* **WORK TO COMPLETE**:
From the records below, pull each line that has "Number".

(Stored data entries)
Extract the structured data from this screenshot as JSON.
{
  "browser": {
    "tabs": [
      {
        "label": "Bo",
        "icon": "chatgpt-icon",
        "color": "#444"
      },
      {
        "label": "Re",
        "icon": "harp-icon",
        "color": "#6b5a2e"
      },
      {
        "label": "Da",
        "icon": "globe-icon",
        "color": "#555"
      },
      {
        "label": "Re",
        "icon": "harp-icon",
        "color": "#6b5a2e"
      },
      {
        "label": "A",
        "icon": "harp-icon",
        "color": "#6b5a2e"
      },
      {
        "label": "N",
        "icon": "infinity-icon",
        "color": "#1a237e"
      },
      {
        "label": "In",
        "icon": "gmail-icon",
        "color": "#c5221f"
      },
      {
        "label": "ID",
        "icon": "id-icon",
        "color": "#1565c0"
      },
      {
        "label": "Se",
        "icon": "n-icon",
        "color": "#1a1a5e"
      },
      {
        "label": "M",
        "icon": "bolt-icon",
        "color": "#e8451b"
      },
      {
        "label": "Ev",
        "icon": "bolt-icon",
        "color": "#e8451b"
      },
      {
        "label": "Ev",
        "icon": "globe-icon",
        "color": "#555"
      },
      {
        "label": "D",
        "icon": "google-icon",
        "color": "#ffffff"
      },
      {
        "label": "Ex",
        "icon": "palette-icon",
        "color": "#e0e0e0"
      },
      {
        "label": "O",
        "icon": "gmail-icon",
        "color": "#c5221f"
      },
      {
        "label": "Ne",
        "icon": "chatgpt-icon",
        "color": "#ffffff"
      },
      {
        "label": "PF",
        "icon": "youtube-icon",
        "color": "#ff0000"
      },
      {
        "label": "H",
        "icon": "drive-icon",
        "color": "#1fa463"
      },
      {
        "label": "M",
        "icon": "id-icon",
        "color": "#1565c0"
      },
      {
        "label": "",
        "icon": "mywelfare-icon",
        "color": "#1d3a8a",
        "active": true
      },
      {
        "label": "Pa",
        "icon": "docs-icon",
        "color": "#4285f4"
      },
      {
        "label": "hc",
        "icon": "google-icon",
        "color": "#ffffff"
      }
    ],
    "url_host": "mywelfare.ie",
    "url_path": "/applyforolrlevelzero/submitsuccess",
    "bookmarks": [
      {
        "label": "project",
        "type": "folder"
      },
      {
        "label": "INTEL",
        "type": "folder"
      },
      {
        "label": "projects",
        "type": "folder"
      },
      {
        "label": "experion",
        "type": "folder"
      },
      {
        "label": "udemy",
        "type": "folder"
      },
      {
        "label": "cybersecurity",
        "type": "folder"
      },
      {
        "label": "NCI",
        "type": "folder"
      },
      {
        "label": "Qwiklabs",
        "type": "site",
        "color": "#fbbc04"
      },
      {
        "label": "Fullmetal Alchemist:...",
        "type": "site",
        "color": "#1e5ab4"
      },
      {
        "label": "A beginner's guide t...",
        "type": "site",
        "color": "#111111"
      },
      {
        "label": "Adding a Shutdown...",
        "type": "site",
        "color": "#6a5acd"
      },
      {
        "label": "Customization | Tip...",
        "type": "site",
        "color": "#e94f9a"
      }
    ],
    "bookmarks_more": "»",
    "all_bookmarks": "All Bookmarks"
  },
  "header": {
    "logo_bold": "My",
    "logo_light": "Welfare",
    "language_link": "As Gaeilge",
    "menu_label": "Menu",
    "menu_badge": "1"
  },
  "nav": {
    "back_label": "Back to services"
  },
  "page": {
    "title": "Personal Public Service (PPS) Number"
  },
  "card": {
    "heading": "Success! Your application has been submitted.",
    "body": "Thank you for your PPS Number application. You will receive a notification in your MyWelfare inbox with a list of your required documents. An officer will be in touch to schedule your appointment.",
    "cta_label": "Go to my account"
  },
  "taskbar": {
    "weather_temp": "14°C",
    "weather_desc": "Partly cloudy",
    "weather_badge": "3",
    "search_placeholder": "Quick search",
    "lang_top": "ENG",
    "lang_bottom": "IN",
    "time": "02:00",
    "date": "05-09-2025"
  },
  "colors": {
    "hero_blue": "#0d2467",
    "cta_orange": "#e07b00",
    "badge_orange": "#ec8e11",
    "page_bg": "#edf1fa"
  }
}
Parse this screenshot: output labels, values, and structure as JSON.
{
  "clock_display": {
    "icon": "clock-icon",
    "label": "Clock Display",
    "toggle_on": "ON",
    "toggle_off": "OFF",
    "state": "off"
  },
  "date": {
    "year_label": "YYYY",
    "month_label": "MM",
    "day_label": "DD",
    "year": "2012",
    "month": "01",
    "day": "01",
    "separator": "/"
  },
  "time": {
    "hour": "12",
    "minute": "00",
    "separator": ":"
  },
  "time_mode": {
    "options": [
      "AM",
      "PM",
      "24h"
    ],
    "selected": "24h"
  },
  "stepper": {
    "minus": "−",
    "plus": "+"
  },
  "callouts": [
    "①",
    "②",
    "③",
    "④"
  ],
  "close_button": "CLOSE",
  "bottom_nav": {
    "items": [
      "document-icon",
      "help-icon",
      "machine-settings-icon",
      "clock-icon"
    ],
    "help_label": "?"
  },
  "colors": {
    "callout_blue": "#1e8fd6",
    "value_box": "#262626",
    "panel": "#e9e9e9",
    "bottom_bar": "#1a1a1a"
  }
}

* **FINAL ANSWER**:
    "title": "Personal Public Service (PPS) Number"
    "body": "Thank you for your PPS Number application. You will receive a notification in your MyWelfare inbox with a list of your required documents. An officer will be in touch to schedule your appointment.",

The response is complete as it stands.